Exercise materials:
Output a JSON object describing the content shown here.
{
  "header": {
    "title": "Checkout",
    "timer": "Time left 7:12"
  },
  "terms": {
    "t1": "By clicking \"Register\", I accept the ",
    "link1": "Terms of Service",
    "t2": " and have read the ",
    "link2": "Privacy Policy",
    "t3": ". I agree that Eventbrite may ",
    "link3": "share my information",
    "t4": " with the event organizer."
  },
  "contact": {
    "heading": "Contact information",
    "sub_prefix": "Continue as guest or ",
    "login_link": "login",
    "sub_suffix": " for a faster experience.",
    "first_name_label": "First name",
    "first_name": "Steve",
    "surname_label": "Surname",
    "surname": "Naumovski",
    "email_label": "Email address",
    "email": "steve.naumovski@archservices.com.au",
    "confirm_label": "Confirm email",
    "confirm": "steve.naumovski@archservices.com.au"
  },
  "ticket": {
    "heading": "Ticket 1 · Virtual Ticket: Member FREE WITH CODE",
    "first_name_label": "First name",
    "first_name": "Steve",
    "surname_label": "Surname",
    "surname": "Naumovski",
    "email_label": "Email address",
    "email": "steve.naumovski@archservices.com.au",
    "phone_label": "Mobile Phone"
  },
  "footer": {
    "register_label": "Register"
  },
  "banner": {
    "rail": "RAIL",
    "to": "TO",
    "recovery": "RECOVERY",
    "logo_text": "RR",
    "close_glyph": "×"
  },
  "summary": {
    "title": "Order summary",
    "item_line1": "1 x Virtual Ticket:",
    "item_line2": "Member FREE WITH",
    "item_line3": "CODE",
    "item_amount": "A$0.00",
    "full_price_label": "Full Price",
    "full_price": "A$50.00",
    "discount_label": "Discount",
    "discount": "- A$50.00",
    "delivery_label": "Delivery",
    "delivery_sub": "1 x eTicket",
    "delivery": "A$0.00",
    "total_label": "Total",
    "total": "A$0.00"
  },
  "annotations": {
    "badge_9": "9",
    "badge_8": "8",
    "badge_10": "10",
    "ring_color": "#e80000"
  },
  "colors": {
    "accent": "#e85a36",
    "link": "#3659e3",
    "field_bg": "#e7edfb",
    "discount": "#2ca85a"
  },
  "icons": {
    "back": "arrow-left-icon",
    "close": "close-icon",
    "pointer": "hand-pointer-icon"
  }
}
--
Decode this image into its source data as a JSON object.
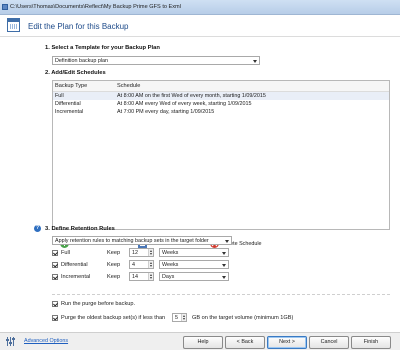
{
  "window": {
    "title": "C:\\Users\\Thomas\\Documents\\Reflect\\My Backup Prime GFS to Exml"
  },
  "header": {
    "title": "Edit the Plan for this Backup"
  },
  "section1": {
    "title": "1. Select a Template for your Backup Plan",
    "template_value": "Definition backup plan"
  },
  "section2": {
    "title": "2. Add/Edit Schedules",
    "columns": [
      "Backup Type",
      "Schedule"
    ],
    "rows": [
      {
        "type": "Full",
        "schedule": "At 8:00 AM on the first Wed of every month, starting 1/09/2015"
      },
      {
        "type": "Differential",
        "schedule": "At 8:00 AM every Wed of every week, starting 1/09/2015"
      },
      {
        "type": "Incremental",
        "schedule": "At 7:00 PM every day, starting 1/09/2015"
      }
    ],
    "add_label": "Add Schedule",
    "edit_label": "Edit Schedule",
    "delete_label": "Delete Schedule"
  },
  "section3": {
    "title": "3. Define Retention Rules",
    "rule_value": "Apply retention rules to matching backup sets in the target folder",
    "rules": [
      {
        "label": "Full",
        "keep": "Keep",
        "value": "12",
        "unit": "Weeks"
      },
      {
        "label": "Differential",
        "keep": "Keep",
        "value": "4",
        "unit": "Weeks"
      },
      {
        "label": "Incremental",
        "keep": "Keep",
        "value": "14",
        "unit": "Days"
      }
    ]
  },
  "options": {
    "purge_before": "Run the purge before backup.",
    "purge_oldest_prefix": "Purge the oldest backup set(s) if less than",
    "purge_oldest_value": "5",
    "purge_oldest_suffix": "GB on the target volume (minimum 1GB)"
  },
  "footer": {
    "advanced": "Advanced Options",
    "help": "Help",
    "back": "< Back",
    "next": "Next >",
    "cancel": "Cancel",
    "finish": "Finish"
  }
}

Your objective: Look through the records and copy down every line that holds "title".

The answer:
    "title": "Checkout",
    "title": "Order summary",
    "title": "C:\\Users\\Thomas\\Documents\\Reflect\\My Backup Prime GFS to Exml"
    "title": "Edit the Plan for this Backup"
    "title": "1. Select a Template for your Backup Plan",
    "title": "2. Add/Edit Schedules",
    "title": "3. Define Retention Rules",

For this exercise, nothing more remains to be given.